Aretha Franklin has historically name-checked friends who show up at her concerts, and things were no different Wednesday during the Queen of Soul’s return to Los Angeles. Franklin, 70, acknowledged Smokey Robinson, Natalie Cole, Motown Records founder Berry Gordy and even her ex-husband, actor Glynn Turman, from the Nokia Theatre stage.
But that tradition took on a different, deeper meaning this time around -- one that focused largely on mortality. She delivered a touching salute to her honorary niece, Whitney Houston, and alluded to the still-undisclosed illness that put her (Franklin) in the hospital in 2010 and sidelined her from performing for several months last year.
It made for an intensely moving conclusion to an otherwise inconsistent, 90-minute set in which costume changes, odd dance numbers and arbitrary banter took too much time away from the draw of the show -- Franklin’s singing voice.
Following a stentorian introduction recounting her 19 Grammy Awards, her place as the first woman inducted into the Rock and Roll Hall of Fame and Rolling Stone magazine’s crowning of her as the greatest singer of all time, Franklin came onstage in a bright orange gown and launched into Jackie Wilson’s “(Your Love Keeps Lifting Me) Higher and Higher.” After only 20 minutes, however, she waved and left the stage for a costume change.
Then came a segment with four lithe young dancers who looked more suited for a strip club than a concert stage. Their contribution was all flailing limbs, gyrating torsos and cascading hair; it was utterly absent of any coherent choreography. It was as if someone had convinced Franklin that if you sing R&B; in 2012, sweat-generating dancers are a necessary part of the show.

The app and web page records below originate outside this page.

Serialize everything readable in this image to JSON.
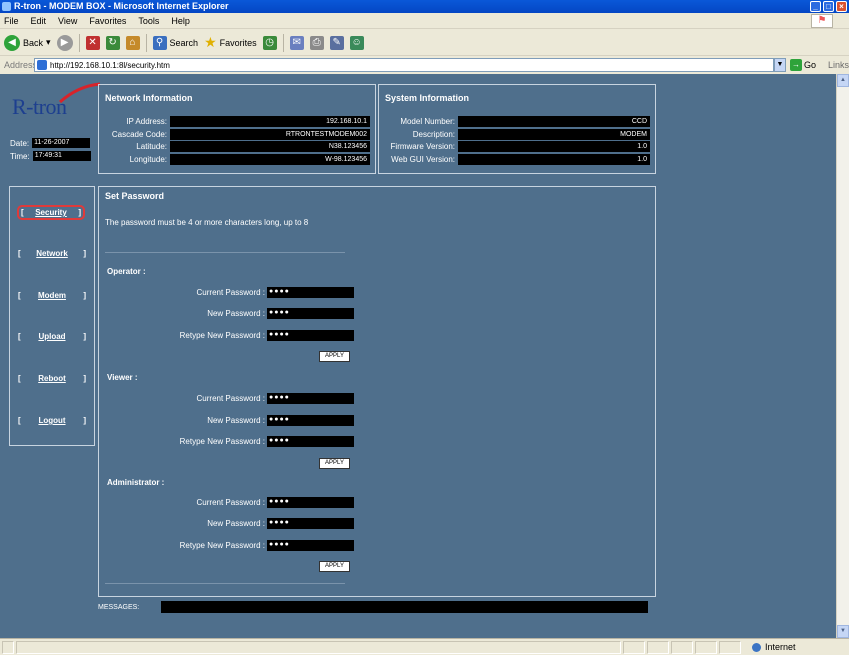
{
  "window": {
    "title": "R-tron - MODEM BOX - Microsoft Internet Explorer"
  },
  "menu": [
    "File",
    "Edit",
    "View",
    "Favorites",
    "Tools",
    "Help"
  ],
  "toolbar": {
    "back": "Back",
    "search": "Search",
    "favorites": "Favorites"
  },
  "address": {
    "label": "Address",
    "url": "http://192.168.10.1:8l/security.htm",
    "go": "Go",
    "links": "Links"
  },
  "status": {
    "zone": "Internet"
  },
  "logo": "R-tron",
  "datetime": {
    "date_label": "Date:",
    "date": "11-26-2007",
    "time_label": "Time:",
    "time": "17:49:31"
  },
  "network": {
    "title": "Network Information",
    "rows": [
      {
        "label": "IP Address:",
        "value": "192.168.10.1"
      },
      {
        "label": "Cascade Code:",
        "value": "RTRONTESTMODEM002"
      },
      {
        "label": "Latitude:",
        "value": "N38.123456"
      },
      {
        "label": "Longitude:",
        "value": "W-98.123456"
      }
    ]
  },
  "system": {
    "title": "System Information",
    "rows": [
      {
        "label": "Model Number:",
        "value": "CCD"
      },
      {
        "label": "Description:",
        "value": "MODEM"
      },
      {
        "label": "Firmware Version:",
        "value": "1.0"
      },
      {
        "label": "Web GUI Version:",
        "value": "1.0"
      }
    ]
  },
  "nav": [
    {
      "label": "Security",
      "active": true
    },
    {
      "label": "Network"
    },
    {
      "label": "Modem"
    },
    {
      "label": "Upload"
    },
    {
      "label": "Reboot"
    },
    {
      "label": "Logout"
    }
  ],
  "set_password": {
    "title": "Set Password",
    "description": "The password must be 4 or more characters long, up to 8",
    "groups": [
      {
        "name": "Operator :",
        "fields": [
          {
            "label": "Current Password :",
            "value": "●●●●"
          },
          {
            "label": "New Password :",
            "value": "●●●●"
          },
          {
            "label": "Retype New Password :",
            "value": "●●●●"
          }
        ],
        "apply": "APPLY"
      },
      {
        "name": "Viewer :",
        "fields": [
          {
            "label": "Current Password :",
            "value": "●●●●"
          },
          {
            "label": "New Password :",
            "value": "●●●●"
          },
          {
            "label": "Retype New Password :",
            "value": "●●●●"
          }
        ],
        "apply": "APPLY"
      },
      {
        "name": "Administrator :",
        "fields": [
          {
            "label": "Current Password :",
            "value": "●●●●"
          },
          {
            "label": "New Password :",
            "value": "●●●●"
          },
          {
            "label": "Retype New Password :",
            "value": "●●●●"
          }
        ],
        "apply": "APPLY"
      }
    ]
  },
  "messages": {
    "label": "MESSAGES:",
    "value": ""
  }
}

Franklin returned 15 minutes later, this time in a far more flattering green and gold lamé caftan, and continued the respite for her singing voice by telling a couple of extended jokes, losing sight of the fact that none of her Grammys or other career accolades have come for her stand-up comedy.

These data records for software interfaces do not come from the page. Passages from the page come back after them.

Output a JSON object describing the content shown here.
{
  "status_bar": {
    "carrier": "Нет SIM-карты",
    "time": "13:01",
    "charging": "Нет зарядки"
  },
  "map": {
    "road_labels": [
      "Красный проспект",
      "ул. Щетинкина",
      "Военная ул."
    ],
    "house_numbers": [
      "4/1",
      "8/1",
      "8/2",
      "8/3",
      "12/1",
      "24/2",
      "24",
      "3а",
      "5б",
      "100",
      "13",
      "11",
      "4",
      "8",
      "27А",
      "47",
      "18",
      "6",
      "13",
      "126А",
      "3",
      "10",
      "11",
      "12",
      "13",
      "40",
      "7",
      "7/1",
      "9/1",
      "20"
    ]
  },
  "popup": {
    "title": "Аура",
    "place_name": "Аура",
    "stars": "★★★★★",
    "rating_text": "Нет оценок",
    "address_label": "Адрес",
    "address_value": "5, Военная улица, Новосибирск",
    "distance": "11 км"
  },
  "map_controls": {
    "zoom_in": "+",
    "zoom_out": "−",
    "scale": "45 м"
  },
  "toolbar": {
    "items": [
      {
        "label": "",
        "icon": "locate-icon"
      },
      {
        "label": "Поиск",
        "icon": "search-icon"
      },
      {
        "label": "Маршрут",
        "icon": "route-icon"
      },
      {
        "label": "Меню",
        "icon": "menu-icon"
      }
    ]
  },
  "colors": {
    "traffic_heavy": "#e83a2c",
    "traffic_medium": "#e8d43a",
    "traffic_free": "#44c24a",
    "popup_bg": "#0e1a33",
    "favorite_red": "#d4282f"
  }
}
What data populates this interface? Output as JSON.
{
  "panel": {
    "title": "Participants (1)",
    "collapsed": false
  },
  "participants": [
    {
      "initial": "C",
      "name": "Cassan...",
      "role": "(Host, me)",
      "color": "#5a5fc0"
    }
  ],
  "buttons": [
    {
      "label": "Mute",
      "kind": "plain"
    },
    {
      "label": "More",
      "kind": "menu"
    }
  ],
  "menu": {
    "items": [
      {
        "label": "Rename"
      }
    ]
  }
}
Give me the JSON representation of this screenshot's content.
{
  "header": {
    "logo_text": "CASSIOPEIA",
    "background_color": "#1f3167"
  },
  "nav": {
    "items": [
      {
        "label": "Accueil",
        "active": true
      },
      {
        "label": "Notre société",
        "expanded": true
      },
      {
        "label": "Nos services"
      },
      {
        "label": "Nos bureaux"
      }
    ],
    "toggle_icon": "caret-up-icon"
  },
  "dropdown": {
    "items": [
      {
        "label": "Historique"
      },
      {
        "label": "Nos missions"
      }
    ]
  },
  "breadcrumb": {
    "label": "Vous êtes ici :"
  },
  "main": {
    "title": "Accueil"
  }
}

Upon returning to the raison d’etre of the evening, she offered up “Chain of Fools,” hampered somewhat by a muddy and distorted sound mix. Such technical quibbles receded into the background, however, when she mentioned her admiration for, and friendship with, jazz saxophonist and singer James Moody.

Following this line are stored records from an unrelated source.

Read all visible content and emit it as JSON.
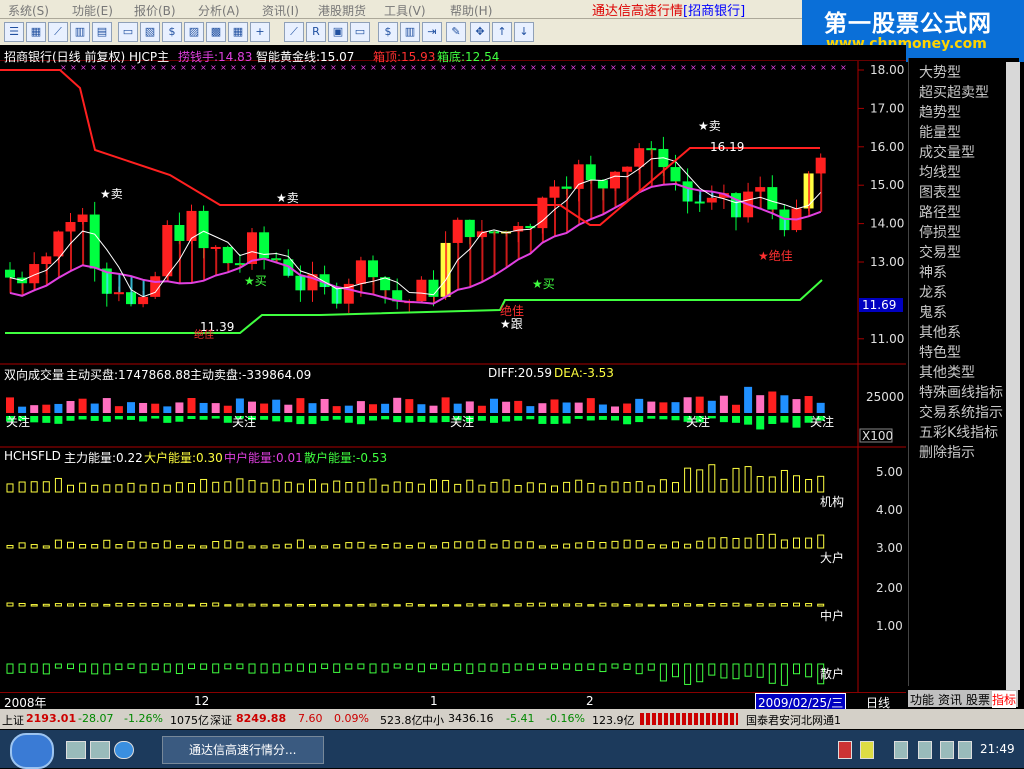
{
  "menu": {
    "items": [
      "系统(S)",
      "功能(E)",
      "报价(B)",
      "分析(A)",
      "资讯(I)",
      "港股期货",
      "工具(V)",
      "帮助(H)"
    ]
  },
  "app_title": "通达信高速行情",
  "stock_tag": "[招商银行]",
  "banner": {
    "title": "第一股票公式网",
    "url": "www.chnmoney.com"
  },
  "main_panel": {
    "title": "招商银行(日线 前复权) HJCP主",
    "indicators": [
      {
        "label": "捞钱手:14.83",
        "color": "#e040e0"
      },
      {
        "label": "智能黄金线:15.07",
        "color": "#ffffff"
      },
      {
        "label": "箱顶:15.93",
        "color": "#ff3030"
      },
      {
        "label": "箱底:12.54",
        "color": "#40ff40"
      }
    ],
    "price_ticks": [
      "18.00",
      "17.00",
      "16.00",
      "15.00",
      "14.00",
      "13.00",
      "11.00"
    ],
    "current_price": "11.69",
    "labels": {
      "sell": "★卖",
      "buy": "★买",
      "follow": "★跟",
      "best": "★绝佳",
      "high": "16.19",
      "low": "11.39",
      "best2": "绝佳"
    }
  },
  "volume_panel": {
    "title": "双向成交量",
    "buy_label": "主动买盘:1747868.88",
    "sell_label": "主动卖盘:-339864.09",
    "diff": "DIFF:20.59",
    "dea": "DEA:-3.53",
    "tick": "25000",
    "unit": "X100",
    "watch": "关注"
  },
  "energy_panel": {
    "title": "HCHSFLD",
    "main": "主力能量:0.22",
    "big": "大户能量:0.30",
    "mid": "中户能量:0.01",
    "small": "散户能量:-0.53",
    "ticks": [
      "5.00",
      "4.00",
      "3.00",
      "2.00",
      "1.00"
    ],
    "rows": [
      "机构",
      "大户",
      "中户",
      "散户"
    ]
  },
  "sidebar": {
    "items": [
      "大势型",
      "超买超卖型",
      "趋势型",
      "能量型",
      "成交量型",
      "均线型",
      "图表型",
      "路径型",
      "停损型",
      "交易型",
      "神系",
      "龙系",
      "鬼系",
      "其他系",
      "特色型",
      "其他类型",
      "特殊画线指标",
      "交易系统指示",
      "五彩K线指标",
      "删除指示"
    ]
  },
  "sidebar_tabs": [
    "功能",
    "资讯",
    "股票",
    "指标"
  ],
  "date_axis": {
    "labels": [
      "2008年",
      "12",
      "1",
      "2"
    ],
    "current_date": "2009/02/25/三",
    "period": "日线"
  },
  "status": {
    "sh_label": "上证",
    "sh_value": "2193.01",
    "sh_change": "-28.07",
    "sh_pct": "-1.26%",
    "sh_amount": "1075亿",
    "sz_label": "深证",
    "sz_value": "8249.88",
    "sz_change": "7.60",
    "sz_pct": "0.09%",
    "sz_amount": "523.8亿",
    "zx_label": "中小",
    "zx_value": "3436.16",
    "zx_change": "-5.41",
    "zx_pct": "-0.16%",
    "zx_amount": "123.9亿",
    "broker": "国泰君安河北网通1"
  },
  "taskbar": {
    "app": "通达信高速行情分...",
    "time": "21:49"
  },
  "colors": {
    "up": "#ff2020",
    "down": "#00ff40",
    "yellow": "#ffff40",
    "magenta": "#e040e0",
    "cyan": "#40e0ff",
    "blue": "#2090ff",
    "pink": "#ff70c0"
  }
}
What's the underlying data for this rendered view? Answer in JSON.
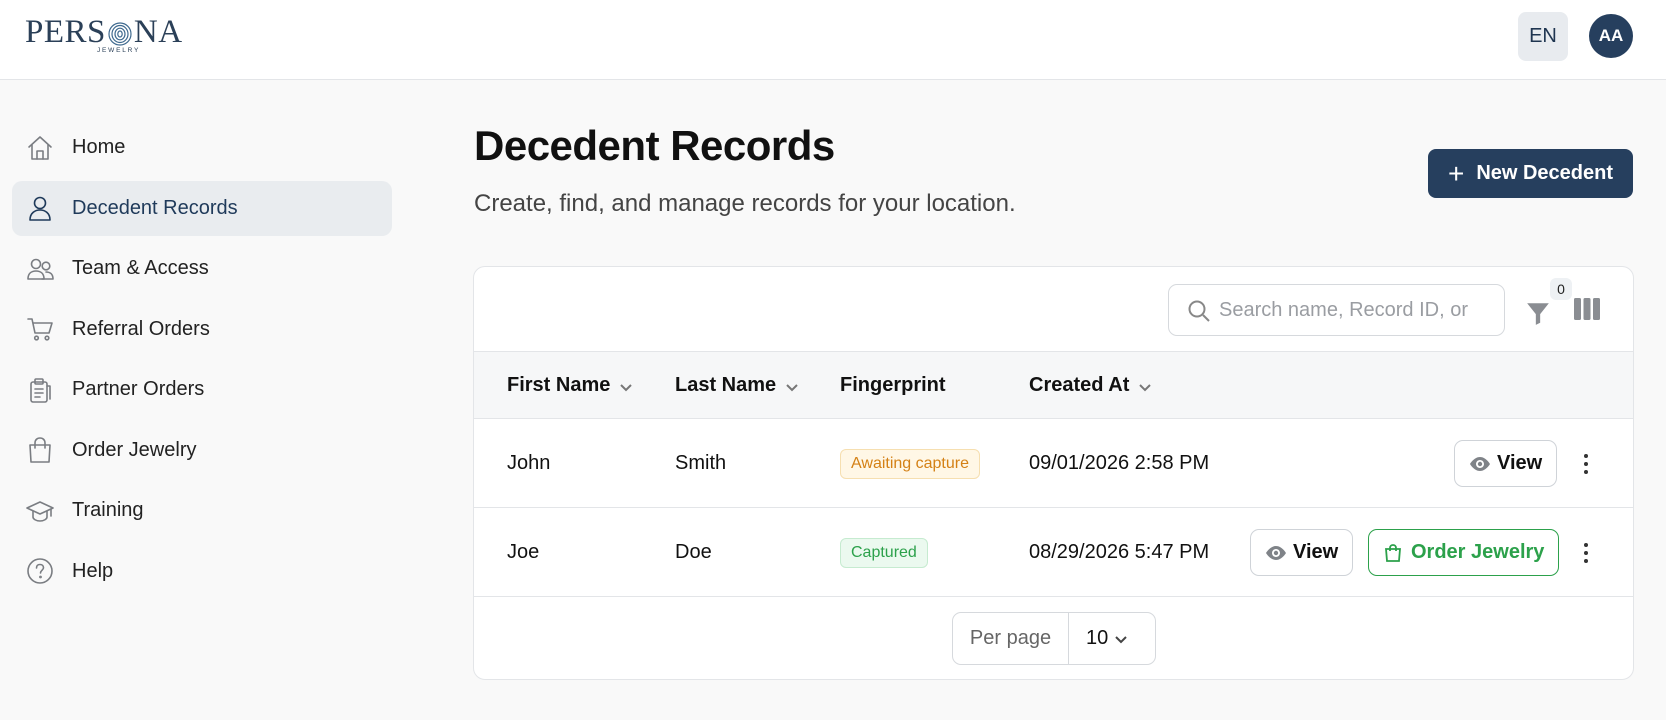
{
  "header": {
    "logo_text_left": "PERS",
    "logo_text_right": "NA",
    "logo_subtext": "JEWELRY",
    "language": "EN",
    "avatar_initials": "AA"
  },
  "sidebar": {
    "items": [
      {
        "label": "Home",
        "icon": "home-icon",
        "active": false
      },
      {
        "label": "Decedent Records",
        "icon": "user-icon",
        "active": true
      },
      {
        "label": "Team & Access",
        "icon": "users-icon",
        "active": false
      },
      {
        "label": "Referral Orders",
        "icon": "cart-icon",
        "active": false
      },
      {
        "label": "Partner Orders",
        "icon": "clipboard-icon",
        "active": false
      },
      {
        "label": "Order Jewelry",
        "icon": "shopping-bag-icon",
        "active": false
      },
      {
        "label": "Training",
        "icon": "graduation-cap-icon",
        "active": false
      },
      {
        "label": "Help",
        "icon": "help-circle-icon",
        "active": false
      }
    ]
  },
  "main": {
    "title": "Decedent Records",
    "subtitle": "Create, find, and manage records for your location.",
    "new_button_label": "New Decedent"
  },
  "toolbar": {
    "search_placeholder": "Search name, Record ID, or",
    "filter_count": "0"
  },
  "table": {
    "columns": [
      {
        "label": "First Name",
        "sortable": true
      },
      {
        "label": "Last Name",
        "sortable": true
      },
      {
        "label": "Fingerprint",
        "sortable": false
      },
      {
        "label": "Created At",
        "sortable": true
      }
    ],
    "rows": [
      {
        "first_name": "John",
        "last_name": "Smith",
        "fingerprint": "Awaiting capture",
        "created_at": "09/01/2026 2:58 PM",
        "view_label": "View"
      },
      {
        "first_name": "Joe",
        "last_name": "Doe",
        "fingerprint": "Captured",
        "created_at": "08/29/2026 5:47 PM",
        "view_label": "View",
        "order_label": "Order Jewelry"
      }
    ]
  },
  "pagination": {
    "per_page_label": "Per page",
    "per_page_value": "10"
  },
  "colors": {
    "primary": "#263f5e",
    "success": "#2ca14b",
    "warning": "#d48116"
  }
}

It was a prelude to a dazzling rendition of his signature tune, “Moody’s Mood for Love,” in which the soul queen demonstrated that she is every bit a master of the nuances of jazz. Her voice swooped to the bottom of her dusky low alto range, then shot up, around, sideways and down again over the song’s roller-coaster melodic thrills.
Then came the powerhouse closing portion when she took a seat at the Yamaha grand piano and delivered Houston’s biggest hit, Dolly Parton’s “I Will Always Love You.” Slides of the late singer from various stages of her career were projected onto the twin video screens flanking the stage.
Franklin moved into Paul Simon’s “Bridge Over Troubled Water,” a song that’s long been part of her show. It was accompanied by slides of her own family members as she sang about the “troubled water” she had been through recently, her gratitude for the doctors who cared for her and her faith in God as the supreme healing force in her life.
Even though she’s remained mum about the physical details of her health scare -- from which she emerged considerably slimmer than she’d been before her hospital stay -- her message was clear: Friends and family are not to be taken for granted.
The latter segued into an exuberant gospel workout for which her 23-piece orchestra, including a nine-member horn section and five backup singers, was augmented by nearly two dozen members of the West Angeles Church of God in Christ choir. It was a transcendent finale that took Franklin back to her roots in the gospel church.
After she’d sung her last note, Franklin danced her way toward the side of the stage as the band vamped behind her. She turned, looked back at the audience, assertively adjusted her bodice, threw her head back and made her royal exit.
In that moment, everyone in the house could tell exactly what was going through Franklin’s mind: It’s good to be the queen.